[Source data]
───

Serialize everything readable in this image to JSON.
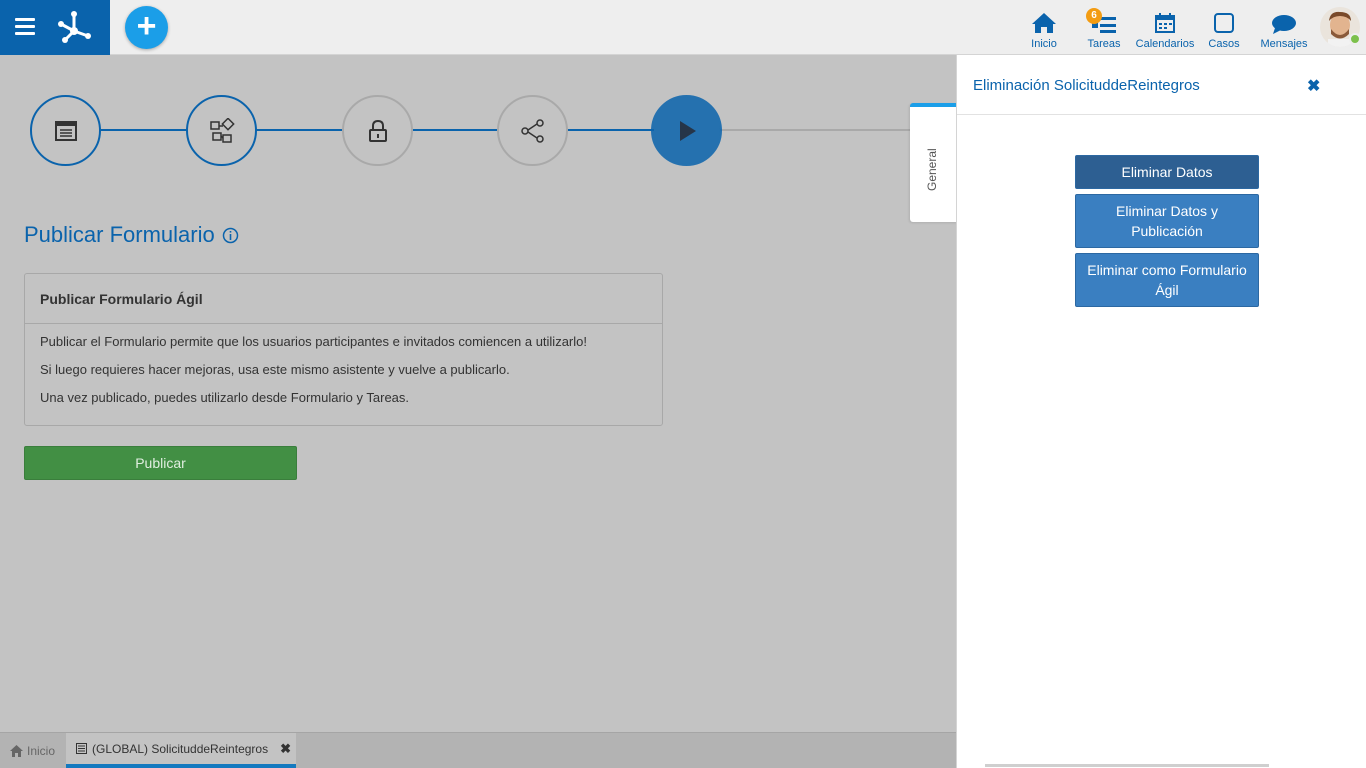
{
  "nav": {
    "items": [
      {
        "label": "Inicio",
        "icon": "home-icon"
      },
      {
        "label": "Tareas",
        "icon": "tasks-icon",
        "badge": "6"
      },
      {
        "label": "Calendarios",
        "icon": "calendar-icon"
      },
      {
        "label": "Casos",
        "icon": "cases-icon"
      },
      {
        "label": "Mensajes",
        "icon": "messages-icon"
      }
    ]
  },
  "wizard": {
    "steps": [
      {
        "icon": "form-icon",
        "state": "done"
      },
      {
        "icon": "workflow-icon",
        "state": "done"
      },
      {
        "icon": "lock-icon",
        "state": "todo"
      },
      {
        "icon": "share-icon",
        "state": "todo"
      },
      {
        "icon": "play-icon",
        "state": "active"
      }
    ]
  },
  "main": {
    "title": "Publicar Formulario",
    "card": {
      "heading": "Publicar Formulario Ágil",
      "lines": [
        "Publicar el Formulario permite que los usuarios participantes e invitados comiencen a utilizarlo!",
        "Si luego requieres hacer mejoras, usa este mismo asistente y vuelve a publicarlo.",
        "Una vez publicado, puedes utilizarlo desde Formulario y Tareas."
      ]
    },
    "publish_label": "Publicar"
  },
  "side_tab": {
    "label": "General"
  },
  "panel": {
    "title": "Eliminación SolicituddeReintegros",
    "buttons": [
      "Eliminar Datos",
      "Eliminar Datos y Publicación",
      "Eliminar como Formulario Ágil"
    ]
  },
  "bottom_tabs": {
    "home": "Inicio",
    "doc": "(GLOBAL) SolicituddeReintegros"
  },
  "colors": {
    "brand": "#0a63ac",
    "accent": "#1b9ee8",
    "publish": "#428f44"
  }
}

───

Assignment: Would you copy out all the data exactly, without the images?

Response:
Serialize everything readable in this image to JSON.
{
  "nav": {
    "items": [
      {
        "label": "Inicio",
        "icon": "home-icon"
      },
      {
        "label": "Tareas",
        "icon": "tasks-icon",
        "badge": "6"
      },
      {
        "label": "Calendarios",
        "icon": "calendar-icon"
      },
      {
        "label": "Casos",
        "icon": "cases-icon"
      },
      {
        "label": "Mensajes",
        "icon": "messages-icon"
      }
    ]
  },
  "wizard": {
    "steps": [
      {
        "icon": "form-icon",
        "state": "done"
      },
      {
        "icon": "workflow-icon",
        "state": "done"
      },
      {
        "icon": "lock-icon",
        "state": "todo"
      },
      {
        "icon": "share-icon",
        "state": "todo"
      },
      {
        "icon": "play-icon",
        "state": "active"
      }
    ]
  },
  "main": {
    "title": "Publicar Formulario",
    "card": {
      "heading": "Publicar Formulario Ágil",
      "lines": [
        "Publicar el Formulario permite que los usuarios participantes e invitados comiencen a utilizarlo!",
        "Si luego requieres hacer mejoras, usa este mismo asistente y vuelve a publicarlo.",
        "Una vez publicado, puedes utilizarlo desde Formulario y Tareas."
      ]
    },
    "publish_label": "Publicar"
  },
  "side_tab": {
    "label": "General"
  },
  "panel": {
    "title": "Eliminación SolicituddeReintegros",
    "buttons": [
      "Eliminar Datos",
      "Eliminar Datos y Publicación",
      "Eliminar como Formulario Ágil"
    ]
  },
  "bottom_tabs": {
    "home": "Inicio",
    "doc": "(GLOBAL) SolicituddeReintegros"
  },
  "colors": {
    "brand": "#0a63ac",
    "accent": "#1b9ee8",
    "publish": "#428f44"
  }
}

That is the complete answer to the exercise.